[Start of Attachment]

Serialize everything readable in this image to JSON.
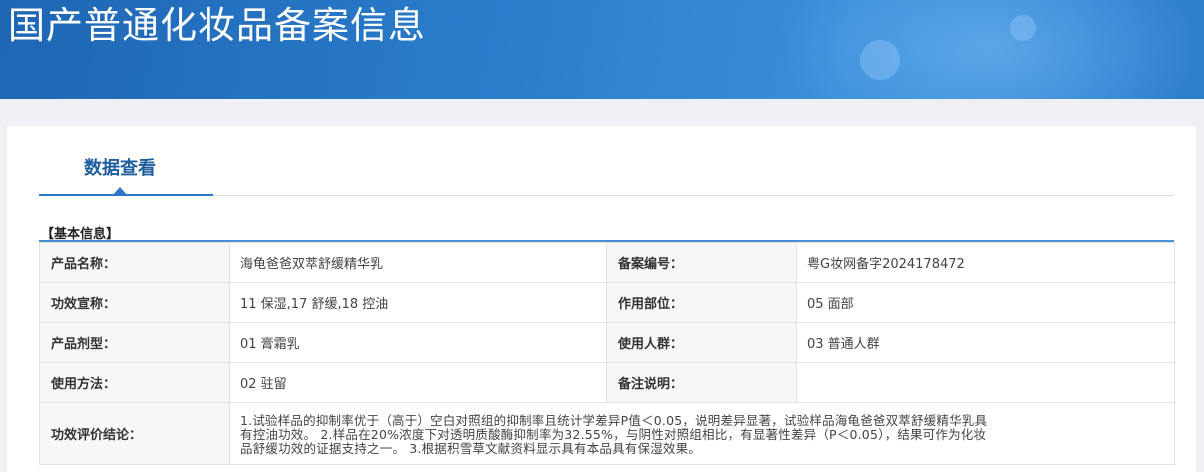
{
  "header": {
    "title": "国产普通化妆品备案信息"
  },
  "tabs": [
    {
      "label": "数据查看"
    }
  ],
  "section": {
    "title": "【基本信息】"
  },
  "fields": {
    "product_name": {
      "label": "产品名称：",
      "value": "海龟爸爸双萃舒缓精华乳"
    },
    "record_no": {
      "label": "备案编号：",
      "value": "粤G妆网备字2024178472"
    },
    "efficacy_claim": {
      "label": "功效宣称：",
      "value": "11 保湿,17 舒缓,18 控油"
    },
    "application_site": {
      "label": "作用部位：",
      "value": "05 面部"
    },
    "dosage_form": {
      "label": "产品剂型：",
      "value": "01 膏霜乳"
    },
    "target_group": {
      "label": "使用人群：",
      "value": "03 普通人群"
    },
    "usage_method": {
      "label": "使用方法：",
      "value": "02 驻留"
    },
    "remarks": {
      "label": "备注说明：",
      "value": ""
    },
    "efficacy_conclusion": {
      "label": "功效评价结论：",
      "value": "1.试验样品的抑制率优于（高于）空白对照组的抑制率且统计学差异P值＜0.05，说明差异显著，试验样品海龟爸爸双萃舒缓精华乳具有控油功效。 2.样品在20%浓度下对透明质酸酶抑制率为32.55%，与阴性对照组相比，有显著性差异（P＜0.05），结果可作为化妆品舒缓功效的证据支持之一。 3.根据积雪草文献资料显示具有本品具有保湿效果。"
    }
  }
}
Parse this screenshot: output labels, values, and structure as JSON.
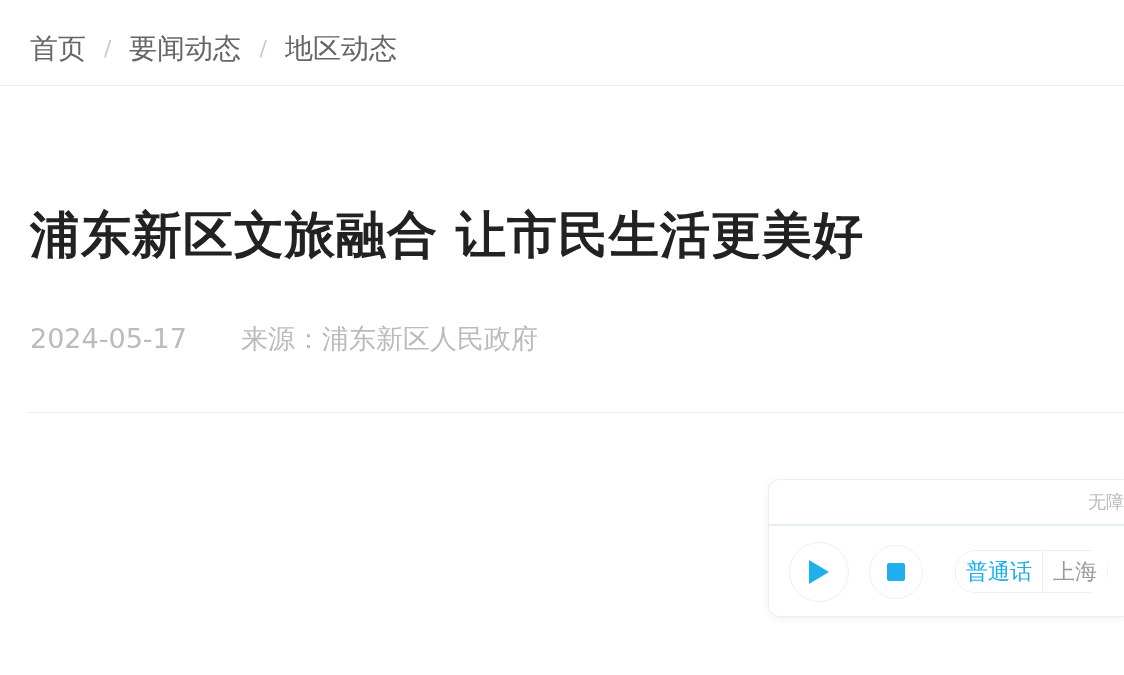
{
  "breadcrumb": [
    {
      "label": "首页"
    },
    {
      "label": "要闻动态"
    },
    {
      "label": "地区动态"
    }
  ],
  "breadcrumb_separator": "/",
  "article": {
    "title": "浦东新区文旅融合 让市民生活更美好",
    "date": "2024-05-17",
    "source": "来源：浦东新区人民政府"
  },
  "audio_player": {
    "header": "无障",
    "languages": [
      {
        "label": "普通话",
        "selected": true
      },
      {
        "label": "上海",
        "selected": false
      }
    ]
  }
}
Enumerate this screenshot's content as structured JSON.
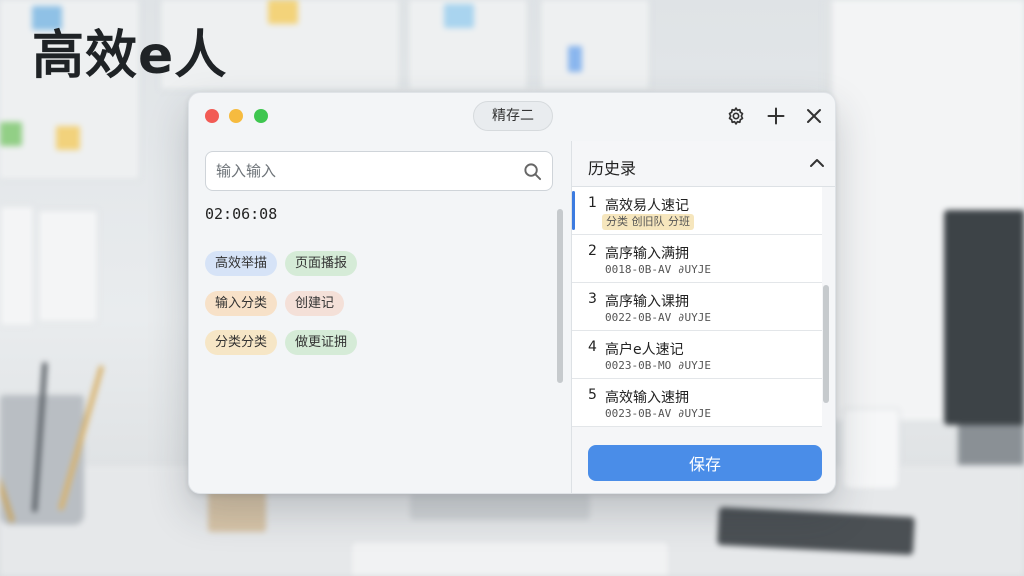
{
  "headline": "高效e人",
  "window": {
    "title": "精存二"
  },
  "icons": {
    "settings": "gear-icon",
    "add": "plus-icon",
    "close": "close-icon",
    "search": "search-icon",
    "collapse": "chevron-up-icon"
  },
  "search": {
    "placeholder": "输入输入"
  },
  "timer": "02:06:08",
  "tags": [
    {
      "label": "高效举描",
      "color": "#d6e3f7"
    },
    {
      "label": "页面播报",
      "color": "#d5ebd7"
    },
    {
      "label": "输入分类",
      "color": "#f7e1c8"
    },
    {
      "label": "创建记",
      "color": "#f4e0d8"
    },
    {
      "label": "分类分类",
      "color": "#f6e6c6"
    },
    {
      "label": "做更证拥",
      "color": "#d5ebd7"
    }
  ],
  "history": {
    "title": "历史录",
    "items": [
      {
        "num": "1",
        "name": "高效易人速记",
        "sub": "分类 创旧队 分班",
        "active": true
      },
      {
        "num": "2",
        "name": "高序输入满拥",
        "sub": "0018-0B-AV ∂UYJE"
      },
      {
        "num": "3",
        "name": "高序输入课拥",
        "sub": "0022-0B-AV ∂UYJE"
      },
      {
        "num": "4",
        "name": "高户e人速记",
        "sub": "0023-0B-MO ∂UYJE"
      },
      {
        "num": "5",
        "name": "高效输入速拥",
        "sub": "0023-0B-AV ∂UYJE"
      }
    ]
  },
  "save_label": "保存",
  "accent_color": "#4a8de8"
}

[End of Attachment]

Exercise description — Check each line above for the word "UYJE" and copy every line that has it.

Response —
        "sub": "0018-0B-AV ∂UYJE"
        "sub": "0022-0B-AV ∂UYJE"
        "sub": "0023-0B-MO ∂UYJE"
        "sub": "0023-0B-AV ∂UYJE"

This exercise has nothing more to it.